===== STORED DATA =====
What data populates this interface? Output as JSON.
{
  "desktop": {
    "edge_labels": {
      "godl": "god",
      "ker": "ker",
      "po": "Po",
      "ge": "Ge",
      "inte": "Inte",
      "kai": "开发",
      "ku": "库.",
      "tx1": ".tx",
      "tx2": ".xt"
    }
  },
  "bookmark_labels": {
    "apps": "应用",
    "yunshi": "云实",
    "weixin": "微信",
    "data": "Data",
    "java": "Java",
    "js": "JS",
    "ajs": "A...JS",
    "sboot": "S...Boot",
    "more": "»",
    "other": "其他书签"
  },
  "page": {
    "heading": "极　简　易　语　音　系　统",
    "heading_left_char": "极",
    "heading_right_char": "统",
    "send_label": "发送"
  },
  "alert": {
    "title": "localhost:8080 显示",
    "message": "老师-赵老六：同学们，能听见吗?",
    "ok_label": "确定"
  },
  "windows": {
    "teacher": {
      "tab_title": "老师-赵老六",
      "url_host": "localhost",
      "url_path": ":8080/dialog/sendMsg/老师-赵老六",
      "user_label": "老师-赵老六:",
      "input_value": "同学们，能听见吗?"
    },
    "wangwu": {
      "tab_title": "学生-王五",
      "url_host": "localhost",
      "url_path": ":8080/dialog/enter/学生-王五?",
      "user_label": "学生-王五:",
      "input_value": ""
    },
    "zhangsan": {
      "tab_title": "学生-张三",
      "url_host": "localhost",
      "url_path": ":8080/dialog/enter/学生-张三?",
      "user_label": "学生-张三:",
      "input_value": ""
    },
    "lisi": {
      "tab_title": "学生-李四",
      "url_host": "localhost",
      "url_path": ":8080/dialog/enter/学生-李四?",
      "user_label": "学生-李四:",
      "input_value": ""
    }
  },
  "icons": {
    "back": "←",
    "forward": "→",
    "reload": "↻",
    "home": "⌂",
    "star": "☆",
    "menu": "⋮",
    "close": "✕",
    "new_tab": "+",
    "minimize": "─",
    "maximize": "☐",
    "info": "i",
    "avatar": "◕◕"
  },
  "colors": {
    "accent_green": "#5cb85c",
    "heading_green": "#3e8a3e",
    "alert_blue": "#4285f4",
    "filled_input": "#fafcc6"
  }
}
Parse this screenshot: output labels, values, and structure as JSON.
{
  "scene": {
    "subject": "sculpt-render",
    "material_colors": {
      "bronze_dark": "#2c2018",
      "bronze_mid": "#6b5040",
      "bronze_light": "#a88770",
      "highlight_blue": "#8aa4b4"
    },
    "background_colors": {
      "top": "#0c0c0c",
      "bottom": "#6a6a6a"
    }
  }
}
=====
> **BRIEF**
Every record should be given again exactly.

> **RESULT FOR THIS TASK**
What data populates this interface? Output as JSON.
{
  "desktop": {
    "edge_labels": {
      "godl": "god",
      "ker": "ker",
      "po": "Po",
      "ge": "Ge",
      "inte": "Inte",
      "kai": "开发",
      "ku": "库.",
      "tx1": ".tx",
      "tx2": ".xt"
    }
  },
  "bookmark_labels": {
    "apps": "应用",
    "yunshi": "云实",
    "weixin": "微信",
    "data": "Data",
    "java": "Java",
    "js": "JS",
    "ajs": "A...JS",
    "sboot": "S...Boot",
    "more": "»",
    "other": "其他书签"
  },
  "page": {
    "heading": "极　简　易　语　音　系　统",
    "heading_left_char": "极",
    "heading_right_char": "统",
    "send_label": "发送"
  },
  "alert": {
    "title": "localhost:8080 显示",
    "message": "老师-赵老六：同学们，能听见吗?",
    "ok_label": "确定"
  },
  "windows": {
    "teacher": {
      "tab_title": "老师-赵老六",
      "url_host": "localhost",
      "url_path": ":8080/dialog/sendMsg/老师-赵老六",
      "user_label": "老师-赵老六:",
      "input_value": "同学们，能听见吗?"
    },
    "wangwu": {
      "tab_title": "学生-王五",
      "url_host": "localhost",
      "url_path": ":8080/dialog/enter/学生-王五?",
      "user_label": "学生-王五:",
      "input_value": ""
    },
    "zhangsan": {
      "tab_title": "学生-张三",
      "url_host": "localhost",
      "url_path": ":8080/dialog/enter/学生-张三?",
      "user_label": "学生-张三:",
      "input_value": ""
    },
    "lisi": {
      "tab_title": "学生-李四",
      "url_host": "localhost",
      "url_path": ":8080/dialog/enter/学生-李四?",
      "user_label": "学生-李四:",
      "input_value": ""
    }
  },
  "icons": {
    "back": "←",
    "forward": "→",
    "reload": "↻",
    "home": "⌂",
    "star": "☆",
    "menu": "⋮",
    "close": "✕",
    "new_tab": "+",
    "minimize": "─",
    "maximize": "☐",
    "info": "i",
    "avatar": "◕◕"
  },
  "colors": {
    "accent_green": "#5cb85c",
    "heading_green": "#3e8a3e",
    "alert_blue": "#4285f4",
    "filled_input": "#fafcc6"
  }
}
Parse this screenshot: output labels, values, and structure as JSON.
{
  "scene": {
    "subject": "sculpt-render",
    "material_colors": {
      "bronze_dark": "#2c2018",
      "bronze_mid": "#6b5040",
      "bronze_light": "#a88770",
      "highlight_blue": "#8aa4b4"
    },
    "background_colors": {
      "top": "#0c0c0c",
      "bottom": "#6a6a6a"
    }
  }
}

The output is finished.